Jerry Washington was a former State Director of the Kentucky MUFON chapter. His hometown was Louisville. Originally from Oak Ridge, Tennessee, Jerry was the son of an Atomic Energy Commission administrator and grew up among the families of Atomic City s scientists and bureaucrats. The extraordinary musical talent he demonstrated as a preschooler led to a precocious life of training and competition as a child prodigy pianist. During his teen years, sightings of unidentified flying objects plying the restricted airspace over the city's nuclear installations became practically commonplace to Jerry and his friends. A close encounter that involved passing in a car beneath a hovering disc as large as a tractor-trailer truck, left him with a lasting certainty of the reality of the UFO phenomenon, which he was not afraid to wave in the face of anyone who dismissed such accounts as misperceptions or illusions.
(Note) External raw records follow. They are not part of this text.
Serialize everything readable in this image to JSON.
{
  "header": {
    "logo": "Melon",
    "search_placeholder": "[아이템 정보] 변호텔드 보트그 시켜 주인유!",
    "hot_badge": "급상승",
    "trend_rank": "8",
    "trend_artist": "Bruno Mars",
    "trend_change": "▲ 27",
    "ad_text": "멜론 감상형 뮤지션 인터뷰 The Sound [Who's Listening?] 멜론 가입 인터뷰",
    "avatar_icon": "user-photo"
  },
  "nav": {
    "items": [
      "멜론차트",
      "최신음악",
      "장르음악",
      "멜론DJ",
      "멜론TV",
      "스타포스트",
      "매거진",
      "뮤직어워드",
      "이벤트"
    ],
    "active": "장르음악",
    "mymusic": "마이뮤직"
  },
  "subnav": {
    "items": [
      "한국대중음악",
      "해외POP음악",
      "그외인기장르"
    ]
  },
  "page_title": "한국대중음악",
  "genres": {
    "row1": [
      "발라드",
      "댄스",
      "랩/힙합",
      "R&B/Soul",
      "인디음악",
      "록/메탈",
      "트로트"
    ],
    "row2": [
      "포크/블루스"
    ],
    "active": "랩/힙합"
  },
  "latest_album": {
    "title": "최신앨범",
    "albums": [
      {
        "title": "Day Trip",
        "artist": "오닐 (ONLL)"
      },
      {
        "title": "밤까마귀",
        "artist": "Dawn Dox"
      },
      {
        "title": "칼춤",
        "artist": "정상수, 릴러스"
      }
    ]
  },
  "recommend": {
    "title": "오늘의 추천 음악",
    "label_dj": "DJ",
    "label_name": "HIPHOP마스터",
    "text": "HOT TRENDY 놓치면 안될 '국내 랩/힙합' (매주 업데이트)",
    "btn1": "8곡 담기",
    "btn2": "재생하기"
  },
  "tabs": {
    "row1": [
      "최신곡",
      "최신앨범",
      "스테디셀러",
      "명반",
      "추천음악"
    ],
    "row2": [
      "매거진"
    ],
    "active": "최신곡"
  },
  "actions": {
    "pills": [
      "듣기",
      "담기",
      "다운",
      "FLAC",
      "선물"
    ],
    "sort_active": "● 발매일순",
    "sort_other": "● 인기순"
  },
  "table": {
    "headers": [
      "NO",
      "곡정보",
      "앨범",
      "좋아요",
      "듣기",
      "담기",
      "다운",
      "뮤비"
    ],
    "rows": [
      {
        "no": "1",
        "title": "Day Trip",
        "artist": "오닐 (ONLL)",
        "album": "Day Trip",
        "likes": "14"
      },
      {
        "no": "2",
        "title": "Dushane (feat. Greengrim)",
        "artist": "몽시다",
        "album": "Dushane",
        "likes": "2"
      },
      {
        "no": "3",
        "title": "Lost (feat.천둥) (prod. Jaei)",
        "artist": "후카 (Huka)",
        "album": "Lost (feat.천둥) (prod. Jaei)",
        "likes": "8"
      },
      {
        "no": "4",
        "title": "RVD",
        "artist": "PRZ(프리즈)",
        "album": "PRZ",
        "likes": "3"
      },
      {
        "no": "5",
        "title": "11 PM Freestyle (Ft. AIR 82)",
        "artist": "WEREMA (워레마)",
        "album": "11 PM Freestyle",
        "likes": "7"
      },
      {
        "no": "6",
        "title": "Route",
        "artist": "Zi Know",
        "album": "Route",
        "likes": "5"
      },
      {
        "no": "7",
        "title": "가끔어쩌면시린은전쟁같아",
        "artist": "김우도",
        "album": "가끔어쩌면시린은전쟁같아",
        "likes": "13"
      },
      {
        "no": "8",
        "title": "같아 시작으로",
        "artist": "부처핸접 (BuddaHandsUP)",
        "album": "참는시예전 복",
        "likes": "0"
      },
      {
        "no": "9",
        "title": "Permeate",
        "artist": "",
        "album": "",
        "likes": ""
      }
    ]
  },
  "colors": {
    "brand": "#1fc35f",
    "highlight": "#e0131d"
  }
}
Jerry eventually rebelled against the rigorously structured world of classical music and migrated to California, where he played keyboards in electric bands, rubbing shoulders and trading licks with some famous figures of the acid rock era. He partnered with and accompanied a young Pam Tillis trying her wings as a jazz singer, and eventually ended up in Nashville, hanging out at daddy Mel's mansion, among country music's elite. Jerry and Pam s collaboration, "I Could Be Loving You," was recorded by Dan Seals. In 1979, Jerry joined his brothers, who had made their home in Louisville. By then jaded to the popular music scene and weary of life on the road, he settled down to help bring up his baby nephew and pursue a new career in writing. In the mid-90 s he joined MUFON, shortly after the death of State Director Burt Monroe, and assumed leadership of the Kentucky chapter, serving for three years. From co-editing the chapter s monthly newsletter, The Bluegrass Bulletin, with Assistant State Director Annie MacFie a friendship arose, which developed into a writing partnership. The two resigned their MUFON offices to devote their creative energy to screenwriting. Working by email, between 1997 and 2004, they completed ten filmscripts, receiving their first option in 2003. Suffering from chronic back pain, Jerry spent much of the last decade confined to bed, yet he kept up an active life of telephone and Internet communication. He continued to follow the UFO news and had many friends in the investigator community. At the age of 52, his health suddenly deteriorated. After several days in intensive care at Norton Hospital, he succumbed to heart failure in the early evening of March 1, 2005. Jerry Washington left behind a sister, two brothers, a nephew and a body of creative work in the form of songs, recordings, articles and screenplays. (Annie McFie) Jerry was a good friend and frequent consultant via phone and internet concerning both my work with UFOs and my daughter's potential career in country music. I never got to meet him in person but shared many thoughts and problems and video tapes of recording sessions and contests. (Fran Ridge)